- Using climbing versus conventional milling for lighter cuts and better surface finish. Climb milling can reduce chatter marks, tool deflection and other artifacts.
- Employing techniques like high speed machining with small tooling. The fast feeds and speeds provide finer finishes by fracturing surface defects.
- Incorporating polishing operations in the CNC program. Brush tools and abrasive tips can be mounted to smooth and blend the textured peaks and valleys.
- Reducing vibration/chatter through use of rigid setups. Tight fixturing on precision, vibration dampening CNC machines enables better texture control.
Workholding is critical for managing texture. Top clamps, side clamps and vises must grip uniformly without distortion. Vacuum chucks also provide secure holding for precision 5-axis finishing.
Strategies for Achieving Target Surface Finish in CNC
The mold surface finish is dictated by the machining operations performed. Here are key strategies for controlling the finish in CNC:
- Semi-finishing using progressively tighter stepovers and smaller tools. Leaving an appropriate amount of stock for the finishing operations ensures accuracy.
- Employing turn-milling on complex 3D surfaces for uniform edge blends and walls. This eliminates hand polishing.
- Using linear toolpaths with ball end mills rather than cheaper 3-axis profiling. This reduces scallops and machining marks.
- Optimizing feed rates, speeds and depth of cut. Conservative parameters prevent tool deflection, rubbing and other defects.
- Applying specialized surface finish toolpaths. Radial finish patterns, spiral/helical and parallel stepover passes are effective.
- Incorporating repetitive skim passes to meet precision finish requirements under 5 Ra microns.
- Polishing complex surfaces using CNC-mounted abrasive tips made of nylon, ceramic or diamond. This reduces labor.
- Protecting finished surfaces in the machine from chips/debris and handling scratches after machining. Plastic covers, wax sticks or grease layers are options.
Inspection of CNC Mold Texture and Finish
Thorough inspection of the mold texture and surface finish is needed to verify CNC process capability. This includes:
- Visual examination under bright lights at multiple angles to identify any detectable flaws. 10-50X magnification may be used.
- Tactile testing by hand to feel for any roughness or defects.

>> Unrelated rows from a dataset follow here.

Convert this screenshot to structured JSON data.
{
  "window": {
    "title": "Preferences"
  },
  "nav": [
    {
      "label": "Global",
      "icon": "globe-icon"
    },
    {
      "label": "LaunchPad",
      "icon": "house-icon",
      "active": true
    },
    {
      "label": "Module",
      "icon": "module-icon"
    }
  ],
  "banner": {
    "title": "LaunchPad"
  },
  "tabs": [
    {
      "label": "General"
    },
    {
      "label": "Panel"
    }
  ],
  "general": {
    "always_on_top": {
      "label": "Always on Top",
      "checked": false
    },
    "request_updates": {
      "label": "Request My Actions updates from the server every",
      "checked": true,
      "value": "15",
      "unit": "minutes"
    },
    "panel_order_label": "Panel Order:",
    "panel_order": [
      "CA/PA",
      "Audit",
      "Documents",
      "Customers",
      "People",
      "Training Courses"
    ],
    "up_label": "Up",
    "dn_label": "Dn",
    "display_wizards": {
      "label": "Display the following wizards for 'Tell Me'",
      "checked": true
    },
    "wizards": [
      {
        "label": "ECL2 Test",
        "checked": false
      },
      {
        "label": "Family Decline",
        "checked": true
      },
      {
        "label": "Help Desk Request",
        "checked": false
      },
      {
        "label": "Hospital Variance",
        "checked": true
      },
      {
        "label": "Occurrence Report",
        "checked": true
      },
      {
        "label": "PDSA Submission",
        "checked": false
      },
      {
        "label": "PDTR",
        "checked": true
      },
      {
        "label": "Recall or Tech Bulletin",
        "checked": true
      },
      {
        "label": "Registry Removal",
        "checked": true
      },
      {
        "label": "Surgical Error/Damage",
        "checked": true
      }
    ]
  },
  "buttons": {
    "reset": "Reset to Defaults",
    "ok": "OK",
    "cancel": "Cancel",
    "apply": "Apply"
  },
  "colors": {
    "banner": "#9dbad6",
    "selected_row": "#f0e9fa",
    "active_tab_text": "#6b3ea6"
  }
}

Mold polishing gel can help improve tactile feedback.
- Quantitative measurement of Ra, Rz and other texture parameters with a profilometer. This verifies micron-level texture against specifications.
- Documentation of all measured readings and comparisons against the engineering requirements and tolerance limits.
- Optical analysis using microscope cameras to capture and digitally measure surface defects. Scanning white light interferometry is also applied.
A comprehensive approach to inspection is necessary as many finish defects are not detectable to the eye. Automated optical scanning delivers the most accurate objective data for CNC mold finish quality assurance.
There are numerous considerations around mold texture and surface finish when machining molds via CNC. Following best practices for tooling selection, toolpaths, parameters, inspection and more enables fulfillment of the finish requirements. The financing strategies outlined provide a toolkit for optimizing texture and surface finish in CNC mold manufacturing applications with the goal of producing high quality, defect-free molded parts. CNC Milling